## Long-Term Implications and Future Developments of .drop_na in Fast Classification and Regression

A significant addition to tidyAML in its new release is a new parameter, .drop_na. This logical value, which defaults to TRUE, is a salient feature in the functions fast_classification() and fast_regression(). Its role is to determine whether the function should drop rows with missing values from the output if a model cannot be built.

## What Will It Mean for Future Data Science?

With this update, handling missing values that might pose a problem for creating a regression or classification model becomes more straightforward. The .drop_na parameter is now an integral part of the functionality of tidyAML that makes the process of fast classification and regression even smoother.

The long-term implications are twofold:

- It boosts efficiency by simplifying the model-building process in significant ways.
- It improves model accuracy, since any rows with missing values that might affect the building of a model are neatly excluded from the output.

## New Horizons: Handling NULL Models

In terms of possible future developments, the .drop_na parameter has opened up new avenues for data handling in R. An exciting potential development could be a modification or an extension of this parameter, allowing it to handle not just rows with NA values, but more complex data discrepancies – such as NULL models.

## Actionable Advice: Leveraging This New Addition

Based on this insightful advancement, the following actions are recommended:

**Explore and understand**: The first step is to gain understanding of how the .drop_na parameter operates. This can be achieved by experimenting with different datasets and seeing its efficacy in action.**Identify cases where it can be used**: Once familiar with its functionalities, identify problematic datasets where this parameter can be applied to eliminate rows with NA values.**Explore potential for further development**: Building on the existing parameter, data scientists should explore other potential scenarios where similar functionality can be developed, such as handling NULL models.

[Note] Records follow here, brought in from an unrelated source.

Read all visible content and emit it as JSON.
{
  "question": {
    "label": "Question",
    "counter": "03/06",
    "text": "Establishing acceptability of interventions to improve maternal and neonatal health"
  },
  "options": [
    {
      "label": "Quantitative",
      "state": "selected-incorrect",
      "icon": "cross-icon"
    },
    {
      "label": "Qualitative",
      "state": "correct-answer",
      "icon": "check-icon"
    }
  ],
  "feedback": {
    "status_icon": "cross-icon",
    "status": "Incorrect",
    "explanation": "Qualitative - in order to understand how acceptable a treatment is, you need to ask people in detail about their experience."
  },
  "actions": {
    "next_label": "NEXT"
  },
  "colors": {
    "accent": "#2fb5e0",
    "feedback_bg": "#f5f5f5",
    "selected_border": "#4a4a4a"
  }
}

Note: As with all new features, it is crucial to carefully test this function within your environment and data before implementing it in production.